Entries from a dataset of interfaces
----------------

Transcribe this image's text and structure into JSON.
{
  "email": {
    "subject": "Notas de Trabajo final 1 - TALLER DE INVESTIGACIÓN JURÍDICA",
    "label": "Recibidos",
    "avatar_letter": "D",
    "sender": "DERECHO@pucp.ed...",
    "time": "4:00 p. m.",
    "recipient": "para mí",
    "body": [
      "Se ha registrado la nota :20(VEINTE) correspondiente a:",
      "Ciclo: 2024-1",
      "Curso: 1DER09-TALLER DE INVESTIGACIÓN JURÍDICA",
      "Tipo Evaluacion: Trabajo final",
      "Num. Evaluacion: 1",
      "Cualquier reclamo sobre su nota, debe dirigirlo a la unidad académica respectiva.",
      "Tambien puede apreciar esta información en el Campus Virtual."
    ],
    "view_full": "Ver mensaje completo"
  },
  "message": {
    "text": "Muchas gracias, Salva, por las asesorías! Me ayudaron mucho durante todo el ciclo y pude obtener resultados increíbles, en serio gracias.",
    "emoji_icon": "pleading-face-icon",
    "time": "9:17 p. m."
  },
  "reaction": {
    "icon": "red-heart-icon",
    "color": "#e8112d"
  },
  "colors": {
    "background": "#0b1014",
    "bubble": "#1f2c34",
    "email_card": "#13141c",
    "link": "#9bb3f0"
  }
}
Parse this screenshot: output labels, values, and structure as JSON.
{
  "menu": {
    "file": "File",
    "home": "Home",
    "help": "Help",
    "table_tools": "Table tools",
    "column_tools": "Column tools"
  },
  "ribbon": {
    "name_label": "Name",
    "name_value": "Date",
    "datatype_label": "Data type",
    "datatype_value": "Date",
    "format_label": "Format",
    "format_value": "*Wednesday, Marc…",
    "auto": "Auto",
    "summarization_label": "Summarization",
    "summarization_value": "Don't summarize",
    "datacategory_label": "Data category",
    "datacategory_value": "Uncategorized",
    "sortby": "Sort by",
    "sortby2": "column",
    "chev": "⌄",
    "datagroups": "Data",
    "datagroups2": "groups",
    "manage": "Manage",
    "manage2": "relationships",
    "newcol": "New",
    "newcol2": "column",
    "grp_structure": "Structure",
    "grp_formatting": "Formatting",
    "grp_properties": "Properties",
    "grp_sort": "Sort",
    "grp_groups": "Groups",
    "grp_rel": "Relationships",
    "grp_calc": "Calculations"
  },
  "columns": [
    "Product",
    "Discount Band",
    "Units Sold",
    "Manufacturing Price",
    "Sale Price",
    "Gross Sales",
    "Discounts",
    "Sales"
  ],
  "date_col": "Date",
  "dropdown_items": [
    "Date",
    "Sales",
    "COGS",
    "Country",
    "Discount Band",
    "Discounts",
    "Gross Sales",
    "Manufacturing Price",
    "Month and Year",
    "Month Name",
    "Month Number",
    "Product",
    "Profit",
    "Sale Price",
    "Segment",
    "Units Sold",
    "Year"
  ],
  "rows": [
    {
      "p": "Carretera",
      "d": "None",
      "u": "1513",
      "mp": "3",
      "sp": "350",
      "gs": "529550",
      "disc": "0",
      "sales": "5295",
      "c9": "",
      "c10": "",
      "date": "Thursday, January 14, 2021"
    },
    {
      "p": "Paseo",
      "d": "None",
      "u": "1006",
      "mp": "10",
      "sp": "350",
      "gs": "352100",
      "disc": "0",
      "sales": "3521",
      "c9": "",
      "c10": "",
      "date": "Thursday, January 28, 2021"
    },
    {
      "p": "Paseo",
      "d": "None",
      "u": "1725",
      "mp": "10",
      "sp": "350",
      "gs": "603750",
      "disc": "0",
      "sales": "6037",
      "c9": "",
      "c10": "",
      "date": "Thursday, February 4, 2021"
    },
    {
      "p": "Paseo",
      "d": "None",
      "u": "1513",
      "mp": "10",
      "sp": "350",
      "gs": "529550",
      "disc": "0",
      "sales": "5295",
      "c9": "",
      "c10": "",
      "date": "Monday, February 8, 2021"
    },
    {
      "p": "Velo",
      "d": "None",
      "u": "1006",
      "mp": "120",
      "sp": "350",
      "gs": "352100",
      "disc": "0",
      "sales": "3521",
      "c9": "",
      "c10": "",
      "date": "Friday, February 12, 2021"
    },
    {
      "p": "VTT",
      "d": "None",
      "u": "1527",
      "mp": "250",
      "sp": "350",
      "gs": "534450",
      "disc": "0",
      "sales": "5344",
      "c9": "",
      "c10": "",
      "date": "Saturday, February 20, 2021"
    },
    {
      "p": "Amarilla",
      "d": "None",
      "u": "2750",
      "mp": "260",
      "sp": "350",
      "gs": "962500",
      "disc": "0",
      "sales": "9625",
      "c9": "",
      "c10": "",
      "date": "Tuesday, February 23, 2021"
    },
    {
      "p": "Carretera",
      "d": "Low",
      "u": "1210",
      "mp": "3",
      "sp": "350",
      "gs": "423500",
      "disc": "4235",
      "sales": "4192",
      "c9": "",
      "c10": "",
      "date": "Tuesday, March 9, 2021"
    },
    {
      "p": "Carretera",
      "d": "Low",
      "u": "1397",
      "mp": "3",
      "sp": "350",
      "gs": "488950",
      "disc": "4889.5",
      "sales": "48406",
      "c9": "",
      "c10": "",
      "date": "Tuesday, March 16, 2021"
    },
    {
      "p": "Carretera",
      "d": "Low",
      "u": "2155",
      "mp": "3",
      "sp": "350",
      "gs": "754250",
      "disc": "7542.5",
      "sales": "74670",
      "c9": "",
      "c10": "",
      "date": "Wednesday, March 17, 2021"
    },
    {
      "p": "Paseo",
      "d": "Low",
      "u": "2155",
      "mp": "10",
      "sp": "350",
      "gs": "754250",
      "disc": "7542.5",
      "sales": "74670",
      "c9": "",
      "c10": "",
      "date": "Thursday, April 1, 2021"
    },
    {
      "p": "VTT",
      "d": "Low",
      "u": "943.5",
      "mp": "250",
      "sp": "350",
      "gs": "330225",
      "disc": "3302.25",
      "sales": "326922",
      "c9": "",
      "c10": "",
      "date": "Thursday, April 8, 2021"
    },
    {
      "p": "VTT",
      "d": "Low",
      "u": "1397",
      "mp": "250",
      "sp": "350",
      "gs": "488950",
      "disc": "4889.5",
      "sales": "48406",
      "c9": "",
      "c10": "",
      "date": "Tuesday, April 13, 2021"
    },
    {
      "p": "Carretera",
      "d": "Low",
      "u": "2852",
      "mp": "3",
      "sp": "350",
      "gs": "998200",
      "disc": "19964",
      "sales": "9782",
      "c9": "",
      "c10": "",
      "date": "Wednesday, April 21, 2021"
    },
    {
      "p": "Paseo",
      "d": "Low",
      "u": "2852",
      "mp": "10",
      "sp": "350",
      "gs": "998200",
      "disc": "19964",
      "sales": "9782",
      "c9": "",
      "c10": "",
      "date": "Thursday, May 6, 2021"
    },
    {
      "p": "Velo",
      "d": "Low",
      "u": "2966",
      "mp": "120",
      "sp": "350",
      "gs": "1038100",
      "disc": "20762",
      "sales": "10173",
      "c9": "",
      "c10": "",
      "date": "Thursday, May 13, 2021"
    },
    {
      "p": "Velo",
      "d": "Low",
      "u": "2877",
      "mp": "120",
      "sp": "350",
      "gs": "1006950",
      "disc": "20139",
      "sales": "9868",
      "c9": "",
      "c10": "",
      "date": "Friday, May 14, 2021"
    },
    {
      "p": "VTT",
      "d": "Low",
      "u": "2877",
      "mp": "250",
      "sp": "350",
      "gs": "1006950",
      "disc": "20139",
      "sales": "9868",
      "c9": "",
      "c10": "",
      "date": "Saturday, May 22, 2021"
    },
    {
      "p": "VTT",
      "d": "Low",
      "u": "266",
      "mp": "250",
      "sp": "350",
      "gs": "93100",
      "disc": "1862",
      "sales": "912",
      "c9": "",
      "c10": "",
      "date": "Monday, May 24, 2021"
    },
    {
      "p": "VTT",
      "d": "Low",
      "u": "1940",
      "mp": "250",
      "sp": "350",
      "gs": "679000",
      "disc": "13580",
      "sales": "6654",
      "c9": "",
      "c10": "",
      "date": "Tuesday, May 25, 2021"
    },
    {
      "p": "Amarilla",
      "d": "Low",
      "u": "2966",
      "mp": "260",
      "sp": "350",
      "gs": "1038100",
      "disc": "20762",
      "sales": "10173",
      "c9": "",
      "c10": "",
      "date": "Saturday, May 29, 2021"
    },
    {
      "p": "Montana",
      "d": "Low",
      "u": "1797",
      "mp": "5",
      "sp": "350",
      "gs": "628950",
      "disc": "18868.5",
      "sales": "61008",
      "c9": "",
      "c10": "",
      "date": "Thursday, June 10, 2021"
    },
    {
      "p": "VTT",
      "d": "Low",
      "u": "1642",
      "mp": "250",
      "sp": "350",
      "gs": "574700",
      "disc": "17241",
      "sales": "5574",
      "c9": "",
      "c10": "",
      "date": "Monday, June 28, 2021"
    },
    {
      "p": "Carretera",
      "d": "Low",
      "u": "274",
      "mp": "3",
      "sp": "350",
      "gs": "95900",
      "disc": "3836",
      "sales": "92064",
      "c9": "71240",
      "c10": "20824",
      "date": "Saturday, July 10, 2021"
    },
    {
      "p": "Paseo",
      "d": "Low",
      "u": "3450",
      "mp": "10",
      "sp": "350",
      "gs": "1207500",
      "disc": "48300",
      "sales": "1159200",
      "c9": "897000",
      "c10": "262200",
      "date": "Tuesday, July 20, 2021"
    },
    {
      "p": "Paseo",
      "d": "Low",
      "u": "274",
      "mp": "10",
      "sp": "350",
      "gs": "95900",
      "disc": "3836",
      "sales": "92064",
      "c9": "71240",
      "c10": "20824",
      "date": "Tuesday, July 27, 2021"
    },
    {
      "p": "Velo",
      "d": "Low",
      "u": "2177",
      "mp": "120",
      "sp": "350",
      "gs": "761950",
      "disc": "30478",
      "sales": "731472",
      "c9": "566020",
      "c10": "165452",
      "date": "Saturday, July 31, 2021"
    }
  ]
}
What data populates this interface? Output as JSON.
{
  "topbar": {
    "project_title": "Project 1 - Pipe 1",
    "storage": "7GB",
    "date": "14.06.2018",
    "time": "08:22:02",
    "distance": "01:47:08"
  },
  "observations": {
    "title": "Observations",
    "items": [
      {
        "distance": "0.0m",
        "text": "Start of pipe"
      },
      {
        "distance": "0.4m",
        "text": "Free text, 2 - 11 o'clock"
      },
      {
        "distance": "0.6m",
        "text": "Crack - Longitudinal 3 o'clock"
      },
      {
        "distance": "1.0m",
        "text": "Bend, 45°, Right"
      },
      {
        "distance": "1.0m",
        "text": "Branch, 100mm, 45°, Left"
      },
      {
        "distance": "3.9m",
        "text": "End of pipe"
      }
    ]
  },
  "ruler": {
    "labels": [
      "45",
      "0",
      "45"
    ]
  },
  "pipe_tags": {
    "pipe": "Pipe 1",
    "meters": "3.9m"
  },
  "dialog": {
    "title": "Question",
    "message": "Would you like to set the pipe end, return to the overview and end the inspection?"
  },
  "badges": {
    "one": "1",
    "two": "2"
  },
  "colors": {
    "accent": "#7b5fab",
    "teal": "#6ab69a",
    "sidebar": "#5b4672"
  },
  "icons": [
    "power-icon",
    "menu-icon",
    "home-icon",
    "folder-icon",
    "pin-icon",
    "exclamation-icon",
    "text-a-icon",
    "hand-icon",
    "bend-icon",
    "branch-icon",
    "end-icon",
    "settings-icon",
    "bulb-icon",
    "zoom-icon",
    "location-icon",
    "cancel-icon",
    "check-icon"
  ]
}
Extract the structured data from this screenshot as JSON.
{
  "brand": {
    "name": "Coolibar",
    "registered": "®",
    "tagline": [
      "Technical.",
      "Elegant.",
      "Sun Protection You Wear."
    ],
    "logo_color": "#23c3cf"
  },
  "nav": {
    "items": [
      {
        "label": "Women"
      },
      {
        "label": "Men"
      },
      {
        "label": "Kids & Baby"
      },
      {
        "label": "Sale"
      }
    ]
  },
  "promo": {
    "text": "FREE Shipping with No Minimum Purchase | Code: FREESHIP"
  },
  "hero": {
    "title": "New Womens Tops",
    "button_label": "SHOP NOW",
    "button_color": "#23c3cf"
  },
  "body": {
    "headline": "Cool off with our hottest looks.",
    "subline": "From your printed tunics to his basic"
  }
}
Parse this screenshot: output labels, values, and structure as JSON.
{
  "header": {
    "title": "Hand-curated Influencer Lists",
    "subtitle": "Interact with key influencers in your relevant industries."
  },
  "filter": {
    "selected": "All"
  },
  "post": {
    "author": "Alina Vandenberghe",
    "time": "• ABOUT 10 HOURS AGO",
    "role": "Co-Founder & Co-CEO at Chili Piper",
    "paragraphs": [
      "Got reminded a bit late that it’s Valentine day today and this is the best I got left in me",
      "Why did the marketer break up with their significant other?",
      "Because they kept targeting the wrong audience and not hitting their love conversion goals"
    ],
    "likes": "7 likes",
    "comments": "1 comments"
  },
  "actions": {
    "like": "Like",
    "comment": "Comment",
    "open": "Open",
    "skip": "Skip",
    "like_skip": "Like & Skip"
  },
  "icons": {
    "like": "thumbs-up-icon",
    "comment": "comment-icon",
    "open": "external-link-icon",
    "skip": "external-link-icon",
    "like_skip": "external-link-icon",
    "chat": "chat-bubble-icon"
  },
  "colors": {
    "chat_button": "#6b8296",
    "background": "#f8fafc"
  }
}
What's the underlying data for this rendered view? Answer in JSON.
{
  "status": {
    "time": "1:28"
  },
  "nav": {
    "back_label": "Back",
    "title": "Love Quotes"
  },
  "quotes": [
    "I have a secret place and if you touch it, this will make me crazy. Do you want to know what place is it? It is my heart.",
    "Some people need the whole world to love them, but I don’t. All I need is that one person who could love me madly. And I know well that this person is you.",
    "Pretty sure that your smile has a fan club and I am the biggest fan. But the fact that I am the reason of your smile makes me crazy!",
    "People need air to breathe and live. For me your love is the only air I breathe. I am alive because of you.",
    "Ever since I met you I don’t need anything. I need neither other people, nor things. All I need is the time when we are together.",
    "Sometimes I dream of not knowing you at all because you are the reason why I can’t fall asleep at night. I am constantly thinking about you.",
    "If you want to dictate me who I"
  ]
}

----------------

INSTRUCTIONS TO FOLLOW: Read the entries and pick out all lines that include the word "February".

SOLUTION TO THE EXERCISE:
      "date": "Thursday, February 4, 2021"
      "date": "Monday, February 8, 2021"
      "date": "Friday, February 12, 2021"
      "date": "Saturday, February 20, 2021"
      "date": "Tuesday, February 23, 2021"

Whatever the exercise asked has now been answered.